P: And the last but not least… because I've been listening to you talking about storyboard, creating a storyboard, having storytelling and…
J: When you have time to do that's another advice I would give companies who want to embrace videos. Build up a strong storyboard, know every step of what you are going to film or every sequence of the motion graphics you are going to create. Unfortunately, this takes extremely skilled people to do it. You have to think everything in advance and you need a lot of time to do a proper storyboard.
P: My question was do you think that -- I can understand probably small medium companies won't have the budget - but do you think that it's time now for a company to have a proper video team?
R: That can come to us.
J: Yeah. They can definitely come to us and we can find solutions for all their needs and we can be creative. We can help them in defining not only the video itself because video in my opinion should be seen as one particular part of a broader communication campaign.
You can of course do videos on plenty of topics but then you have to think of broader... Again we always come to this aspect of doing a video for the sake of doing a video. It's not the way things should be done. When you do a video, it needs to be integrated in a broader communication strategy and campaign and you have to think of all the previous things we've been discussing before. You can't expect...
We are somehow into art but art, as someone used to say, does not need to work... design does. Because art is art and you like it or you don't like it. Even filmmakers… we can consider films as being fantastic pieces of art which is the case for plenty of movies. But those movies they need to bring in people to the theater to watch them. If they don't what's the purpose of doing a movie. Coming to the purpose of the video, you can have plenty of purposes but you need to have one which is clearly defined. Either it's to increase your sales, either it needs to increase your brand awareness. Or it's to recruit people. You can find plenty of purposes but you don't do a video without clear purpose which you have to identify first.
L: Yeah but I will say that if there are companies who are not thinking of going into video or being very cautious about it I think they absolutely should. Because it is the way that people are going to be taking in brands in the future. It's just inevitable. And if they don't have videos or they don't have any kind of video material online then they should seriously think about doing something.
R: I have a question as well for you Paramita. What was the last impactful video you've seen? What video made the biggest impact on you recently?
P: Thank you for the question. It's the latest Nike advertisement.
P: Because it was on women. Not just because it was on women but how it was filmed and thank you so much for the question because it brings back the point of emotion that all of you talked about you know. The emotion that a video needs to create in the person who's watching it. And I don't know if you watched it... the latest Nike video show these great women athletes you know achieving something, doing something great and it just uplifts you, it gives you hope, it gives you positivity and you know it has… it brings all those emotions in the person who's watching it. So I guess you guys were spot on when you talked about the message that's delivered through the video needs to create a certain kind of an emotion in the audience.

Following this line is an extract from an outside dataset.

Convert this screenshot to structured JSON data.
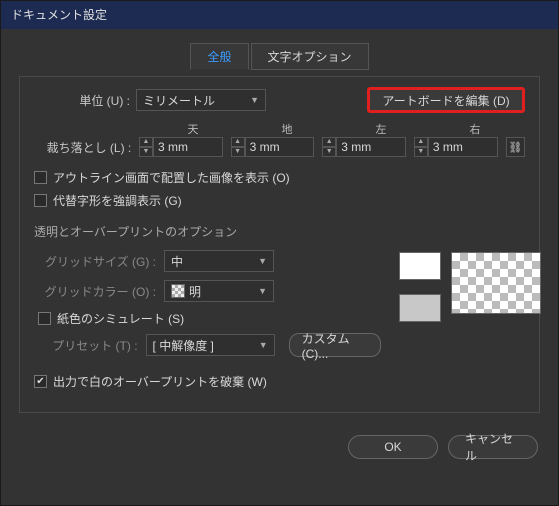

Thank you for asking.
So gentlemen I think that we had quite a nice conversation. Thank you so much…
P: So that was the video team of PwC Luxemburg. I hope you enjoyed the show. Please leave us comments using the #PwCTechTalk. I'll catch you next time.
Commmunication, PwC Luxembourg
Tel: +352 49 48 48 5821